Recent findings suggest that some of our very early ancestors were far more sophisticated than we have given them credit for. If so, then much of that precocious complexity has been lost by subsequent generations as they evolved into new species

Anyone notice that this statement is consistent with the creationist view?  Just checking.

Proponents of this idea argue that classical phylogeny has been built on rotten foundations, and tinkering with it will not put it right.

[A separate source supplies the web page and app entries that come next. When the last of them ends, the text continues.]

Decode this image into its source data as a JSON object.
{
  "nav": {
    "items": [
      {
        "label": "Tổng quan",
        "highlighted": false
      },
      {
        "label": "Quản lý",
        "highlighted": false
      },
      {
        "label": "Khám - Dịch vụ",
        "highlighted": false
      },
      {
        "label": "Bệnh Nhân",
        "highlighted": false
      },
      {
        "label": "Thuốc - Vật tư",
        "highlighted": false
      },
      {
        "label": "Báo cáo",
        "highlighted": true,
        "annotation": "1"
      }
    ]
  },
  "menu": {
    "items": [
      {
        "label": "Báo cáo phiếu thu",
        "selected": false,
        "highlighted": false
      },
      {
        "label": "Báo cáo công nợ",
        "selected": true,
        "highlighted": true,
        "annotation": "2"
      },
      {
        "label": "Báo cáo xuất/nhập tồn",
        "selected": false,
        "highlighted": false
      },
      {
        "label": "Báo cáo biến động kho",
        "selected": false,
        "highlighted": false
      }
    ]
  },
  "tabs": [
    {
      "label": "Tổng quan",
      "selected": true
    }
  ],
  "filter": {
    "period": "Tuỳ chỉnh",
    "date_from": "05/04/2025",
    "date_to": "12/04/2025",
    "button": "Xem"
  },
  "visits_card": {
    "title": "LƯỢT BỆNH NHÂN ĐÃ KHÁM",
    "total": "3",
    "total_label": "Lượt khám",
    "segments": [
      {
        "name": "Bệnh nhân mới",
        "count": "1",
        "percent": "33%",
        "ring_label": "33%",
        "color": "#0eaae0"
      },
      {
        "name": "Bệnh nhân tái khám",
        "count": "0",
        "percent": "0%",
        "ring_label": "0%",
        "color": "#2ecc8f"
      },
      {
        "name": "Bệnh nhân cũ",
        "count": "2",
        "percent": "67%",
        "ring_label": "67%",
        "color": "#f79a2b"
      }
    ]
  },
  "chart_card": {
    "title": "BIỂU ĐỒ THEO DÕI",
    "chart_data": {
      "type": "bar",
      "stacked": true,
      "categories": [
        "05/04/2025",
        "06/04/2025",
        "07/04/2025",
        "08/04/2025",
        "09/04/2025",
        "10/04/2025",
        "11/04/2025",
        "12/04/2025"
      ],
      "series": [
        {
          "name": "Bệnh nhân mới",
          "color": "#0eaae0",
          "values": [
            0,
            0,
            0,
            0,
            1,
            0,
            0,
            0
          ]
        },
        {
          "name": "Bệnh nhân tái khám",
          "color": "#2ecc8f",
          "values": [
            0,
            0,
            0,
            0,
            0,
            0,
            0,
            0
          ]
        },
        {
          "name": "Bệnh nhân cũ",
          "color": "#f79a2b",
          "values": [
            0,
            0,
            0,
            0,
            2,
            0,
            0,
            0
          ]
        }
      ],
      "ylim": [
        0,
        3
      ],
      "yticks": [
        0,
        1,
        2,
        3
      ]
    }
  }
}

Instead, they say, we need to rethink the process of evolution itself.

Translation:  Can we get a do-over?  We were really wrong before.  But you can trust us now.

The entire tree of life has been built on the assumption that evolution entails increasing complexity….

Ahh yes, we ignored the creationists who cried out “entropy!”  Of course, evolution can go backwards in step with the law of entropy, and still be able to move forward like we told you before.  But we just ignored entropy because…well, it makes evolution less possible, statistically speaking.  But we can overcome that, er, somehow.

See how belief can make you biased and miss big things?  Evolutionary theory led to such bogus ideas as junk DNA and vestigial organs because of their BIAS against data that might make their conclusions less likely.  (I know evolutionists still tout examples of these, but they are not convincing, and their presentations ignore the fact that they made so many mistakes in the past, assuming vestigiality when it was not really correct.  I’m glad I still have my appendix and my tonsils ;).

The more similar two species looked, the more closely related they were thought to be.  But looks can be deceptive.

Again, even more deceptive if you are given to self-deception in order to support your belief.

If Arendt is correct, then the ancestral CNS was lost completely in two major animal groups…yet their members have lost their brains and instead have diffuse neural nets.

I’m sorry, I can not resist.  WHO has lost their brains?   Hehe.

If loss is so common, the challenge now is to distinguish the organisms that were always simple from those  that have evolved simplicity.  Genetics will be an invaluable tool here, but it will take a lot more analysis and comparison between a wide range of species before a definitive tree of life emerges.

Translation?  All of those trees that show the “probable” common ancestry?  Probably mostly bogus for the next few decades or more while we figure out if genetics can support our ideas.  Um, until then, just take it on faith, OK?

The very genetic complexity of Acropora [a coral], for example, has led some to question it’s position in the tree, arguing that it may have evolved later than was thought – that it may in fact be a descendant of Urbiliateria, [not an ancestor]….If evolutionary biologists  today are to avoid the mistakes of their predecessors, they need to eliminate precisely that kind of circularity.

LOL!  The complexity of a leetle coral has them confused, and they think they can pontificate about human ancestry!  BUahahahaha!  Good thing someone is noticing circularity in their thinking.

Still, the new phylogenists are more resolute than ever. “There can only be one true relationship of animals to one another.”

Why only one?  I mean, you assumed only one path for evolution of features before, and now you think there are many.  So why do you think that there is only ONE relationship to be found?  But you’re right on one thing.  There is only one truth about origins out there.  Will evolutionary geneticists find it?   Or will they be as accurate and cocksure as their morphological predecessors?

We  might not know in our lifetime, but in the meantime, evolutionary believers will have to do what they’ve always really done – take it on faith.

God, that was fun to write.  Really, I don’t think I can sleep now.